Larry J. Cavallo

The Upper Devonian Sycamore grit siltstone (an informal member of the Brallier Formation) was studied both in outcrop and subsurface. Outcrops consist of approximately 80 ft of thin to medium-bedded, brownish-gray, argillaceous siltstones and olive-gray shales. The Sycamore was presumably deposited by or associated with turbidity currents, because sedimentary structures include incomplete Bouma sequences and flute casts. Petrographic studies from outcrop sections reveal quartz, plagioclase, feldspar, and micas as the dominant framework grains; the matrix is composed of ductile grains and finer detrital material. Porosity is very low in these outcrop samples due to pore filling and grain coating by chlorite and hematite.

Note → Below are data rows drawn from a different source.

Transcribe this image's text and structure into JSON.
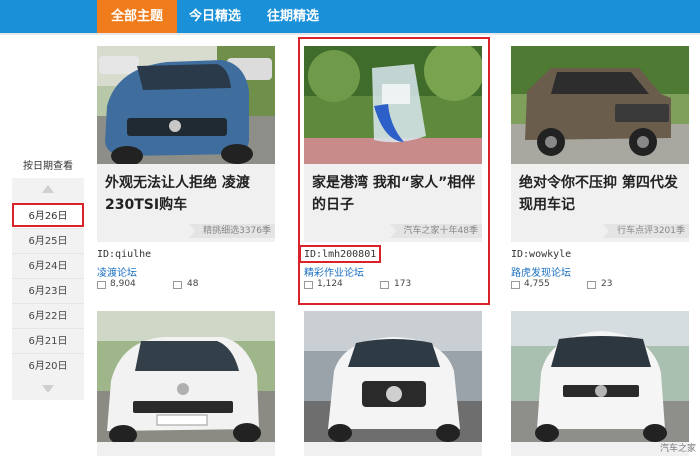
{
  "nav": {
    "tabs": [
      {
        "label": "全部主题",
        "active": true
      },
      {
        "label": "今日精选",
        "active": false
      },
      {
        "label": "往期精选",
        "active": false
      }
    ]
  },
  "sidebar": {
    "title": "按日期查看",
    "dates": [
      "6月26日",
      "6月25日",
      "6月24日",
      "6月23日",
      "6月22日",
      "6月21日",
      "6月20日"
    ],
    "selected_date": "6月26日"
  },
  "cards": [
    {
      "title": "外观无法让人拒绝 凌渡230TSI购车",
      "tag": "精挑细选3376季",
      "user": "ID:qiulhe",
      "forum": "凌渡论坛",
      "views": "8,904",
      "replies": "48"
    },
    {
      "title": "家是港湾 我和“家人”相伴的日子",
      "tag": "汽车之家十年48季",
      "user": "ID:lmh200801",
      "forum": "精彩作业论坛",
      "views": "1,124",
      "replies": "173"
    },
    {
      "title": "绝对令你不压抑 第四代发现用车记",
      "tag": "行车点评3201季",
      "user": "ID:wowkyle",
      "forum": "路虎发现论坛",
      "views": "4,755",
      "replies": "23"
    }
  ],
  "watermark": "汽车之家",
  "colors": {
    "nav_blue": "#1a90d9",
    "nav_active": "#f07c1b",
    "highlight_red": "#d9232a",
    "link_blue": "#1a6fc0"
  }
}
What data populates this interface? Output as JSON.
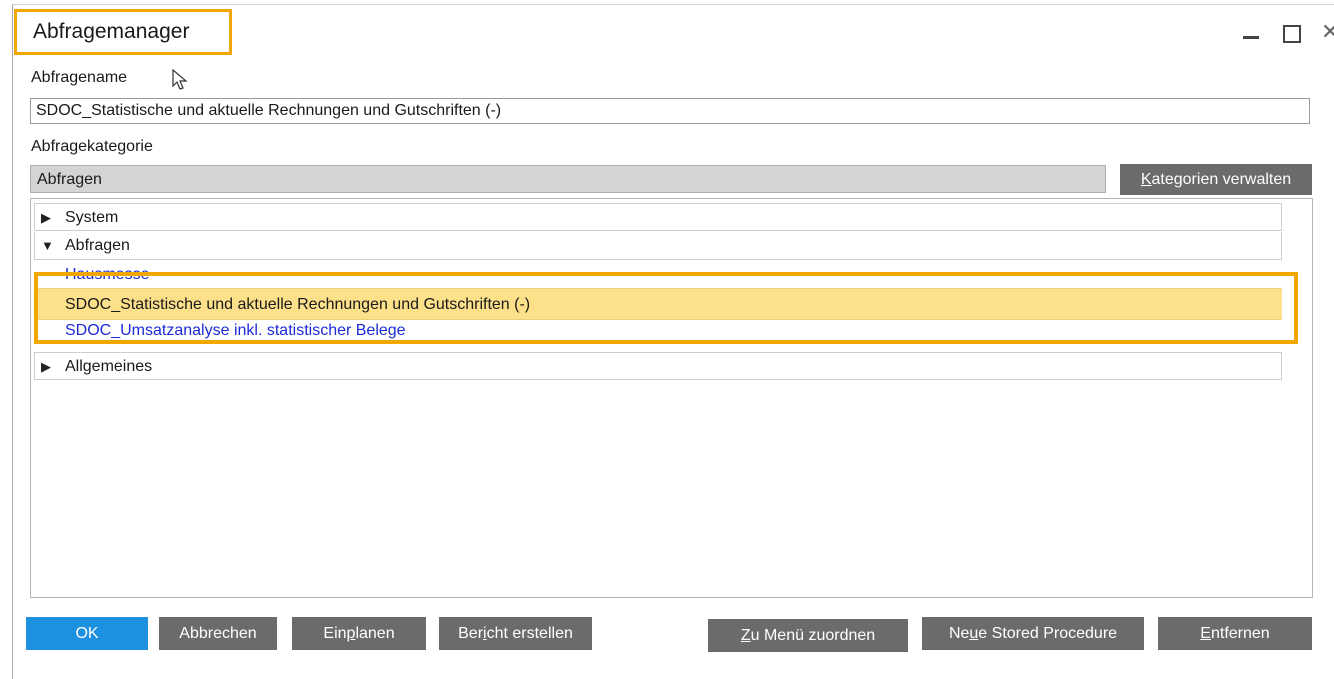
{
  "window": {
    "title": "Abfragemanager",
    "controls": {
      "minimize": "—",
      "maximize": "□",
      "close": "✕"
    }
  },
  "form": {
    "name_label": "Abfragename",
    "name_value": "SDOC_Statistische und aktuelle Rechnungen und Gutschriften (-)",
    "category_label": "Abfragekategorie",
    "category_value": "Abfragen",
    "manage_categories_button": {
      "first_letter": "K",
      "rest": "ategorien verwalten"
    }
  },
  "tree": {
    "system": {
      "arrow": "▶",
      "label": "System"
    },
    "abfragen": {
      "arrow": "▼",
      "label": "Abfragen"
    },
    "children": {
      "hausmesse": "Hausmesse",
      "sdoc_statistische": "SDOC_Statistische und aktuelle Rechnungen und Gutschriften (-)",
      "sdoc_umsatz": "SDOC_Umsatzanalyse inkl. statistischer Belege"
    },
    "allgemeines": {
      "arrow": "▶",
      "label": "Allgemeines"
    }
  },
  "buttons": {
    "ok": "OK",
    "cancel": "Abbrechen",
    "schedule": {
      "pre": "Ein",
      "u": "p",
      "post": "lanen"
    },
    "report": {
      "pre": "Ber",
      "u": "i",
      "post": "cht erstellen"
    },
    "assign_menu": {
      "pre": "",
      "u": "Z",
      "post": "u Menü zuordnen"
    },
    "new_stored_procedure": {
      "pre": "Ne",
      "u": "u",
      "post": "e Stored Procedure"
    },
    "remove": {
      "pre": "",
      "u": "E",
      "post": "ntfernen"
    }
  },
  "colors": {
    "highlight_border": "#f0a800",
    "selected_row": "#fde08a",
    "ok_button": "#1e90e0",
    "gray_button": "#6b6b6b",
    "link_text": "#1c2bd6"
  }
}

The subsurface portion of the study was conducted over a 12-county area of north-central West Virginia, where the Sycamore occupies a stratigraphic position approximately 1,500 ft below the Benson sand and 800 ft above the Tully Limestone. Areally, the Sycamore appears as a series of submarine fans and attains its maximum thickness where two or more of these fans overlap. Near Weston, in central Lewis County, the Sycamore grit siltstone reaches a thickness of 90 ft and is a proven economic producer of natural gas when dually completed with shallower formations.

AAPG Search and Discovery Article #91031©1988 AAPG Eastern Section, Charleston, West Virginia, 13-16 September 1988.